Consider an infinitesimally small element of the rod of length dx′ , as shown in the figure. (I’m calling it dx′ because I don’t want to get it confused with x … The variable x′ is the one I’m going to integrate over, while x stays fixed.) Let the position of this element be given by a coordinate x′ , as shown (again, not the same as x). Let the origin for the coordinate x′ be at the right end of the rod and the positive direction for x′ be to the right (same as for x). If we call the (uniform) charge per unit length along the rod λ , then the infinitesimal bit of the rod shown above has charge dQ given by: dQ = λ dx ′ . The infinitesimal contribution to the field at P due to this element has magnitude: dE = k

dQ r

2

=k

λ dx ′

( x + x′ )

2

= kλ

dx ′

( x − x ′ )2

,

in which I’ve recognized that x ′ = − x ′ , since x′ is negative for all infinitesimal elements of the rod. To find the net field produced at P by the entire line charge of length , all that remains is to integrate up all the contributions dE given by the expression above as x′ goes from − to 0: 0

E = dE = k λ −

dx′

( x − x′)2

Notice that x is just a constant as far as this integral is concerned, as mentioned earlier. Carrying out the integration, I find: E = kλ

1 x − x′

0

= kλ −

1 1 − x x+

= kλ

x(x +

) 9

The situation is shown below. y

θ E2 y2 +

E1

P

y2 +

2

y

2

θ

x

Q1 = Q

Q2 = Q

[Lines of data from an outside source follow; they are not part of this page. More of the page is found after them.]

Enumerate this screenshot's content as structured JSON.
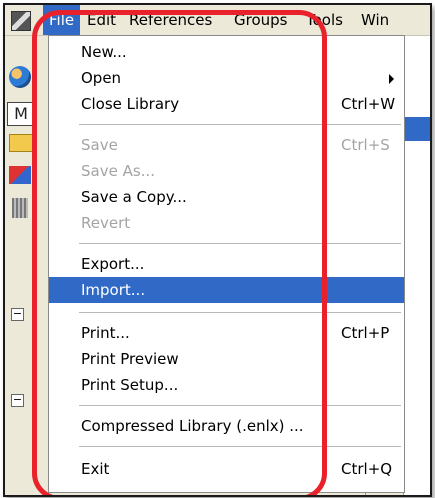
{
  "menubar": {
    "items": [
      "File",
      "Edit",
      "References",
      "Groups",
      "Tools",
      "Win"
    ]
  },
  "left_toolbar": {
    "view_glyph": "M",
    "collapse_glyph": "−"
  },
  "file_menu": {
    "items": [
      {
        "label": "New...",
        "shortcut": "",
        "enabled": true
      },
      {
        "label": "Open",
        "shortcut": "",
        "enabled": true,
        "submenu": true
      },
      {
        "label": "Close Library",
        "shortcut": "Ctrl+W",
        "enabled": true
      },
      {
        "label": "Save",
        "shortcut": "Ctrl+S",
        "enabled": false
      },
      {
        "label": "Save As...",
        "shortcut": "",
        "enabled": false
      },
      {
        "label": "Save a Copy...",
        "shortcut": "",
        "enabled": true
      },
      {
        "label": "Revert",
        "shortcut": "",
        "enabled": false
      },
      {
        "label": "Export...",
        "shortcut": "",
        "enabled": true
      },
      {
        "label": "Import...",
        "shortcut": "",
        "enabled": true,
        "highlighted": true
      },
      {
        "label": "Print...",
        "shortcut": "Ctrl+P",
        "enabled": true
      },
      {
        "label": "Print Preview",
        "shortcut": "",
        "enabled": true
      },
      {
        "label": "Print Setup...",
        "shortcut": "",
        "enabled": true
      },
      {
        "label": "Compressed Library (.enlx) ...",
        "shortcut": "",
        "enabled": true
      },
      {
        "label": "Exit",
        "shortcut": "Ctrl+Q",
        "enabled": true
      }
    ]
  },
  "colors": {
    "highlight": "#3169c6",
    "annotation": "#e8212b",
    "disabled_text": "#a4a4a4"
  }
}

Consider the net field at a field point P on the y axis at ( 0, y ) , as shown above. The contributions to the field at P due to Q1 and to Q2 are shown in the figure as E1 and E2 . These have the same magnitude: Q

E1 = E2 = k

y + 2

2

From the symmetry of the problem, we see that only the y components of E1 and E2 contribute to the field at P . (The x components add to zero.) Thus the net field at P is: E = 2k

But

Q y +

sin θ =

2

sin θ ˆj

2

y y2 +

2

so: E = 2k Q

y

(

y + 2

2

)

32

ˆj

Actually, I don’t need the absolute value bars around Q because if Q is negative, the field points in the -y direction for positive y and in the +y direction for negative y. So the expression immediately above works for positive or negative values of Q . So I’ll drop the absolute value bars and write: E = 2kQ

y

(y

2

+

2

)

32

ˆj

8

Physics 2426 Homework Solutions - Giancoli, Chapter 21

(b.)

To find the values of y for which E is a maximum, I take the derivative with respect to y and demand that it be equal to zero. Doing so, I get:

(y

2

+

2

)

32

(

− 3y2 y2 + 2 y2 =

2

)

12

=0

2

y=±

2

48. The situation is shown below. y

P

x

x

x′ dx′

Consider an infinitesimally small element of the rod of length dx′ , as shown in the figure. (I’m calling it dx′ because I don’t want to get it confused with x … The variable x′ is the one I’m going to integrate over, while x stays fixed.) Let the position of this element be given by a coordinate x′ , as shown (again, not the same as x). Let the origin for the coordinate x′ be at the right end of the rod and the positive direction for x′ be to the right (same as for x). If we call the (uniform) charge per unit length along the rod λ , then the infinitesimal bit of the rod shown above has charge dQ given by: dQ = λ dx ′ . The infinitesimal contribution to the field at P due to this element has magnitude: dE = k

dQ r

2

=k

λ dx ′

( x + x′ )

2

= kλ

dx ′

( x − x ′ )2

,

in which I’ve recognized that x ′ = − x ′ , since x′ is negative for all infinitesimal elements of the rod. To find the net field produced at P by the entire line charge of length , all that remains is to integrate up all the contributions dE given by the expression above as x′ goes from − to 0: 0

E = dE = k λ −

dx′

( x − x′)2

Notice that x is just a constant as far as this integral is concerned, as mentioned earlier. Carrying out the integration, I find: E = kλ

1 x − x′

0

= kλ −

1 1 − x x+

= kλ

x(x +

) 9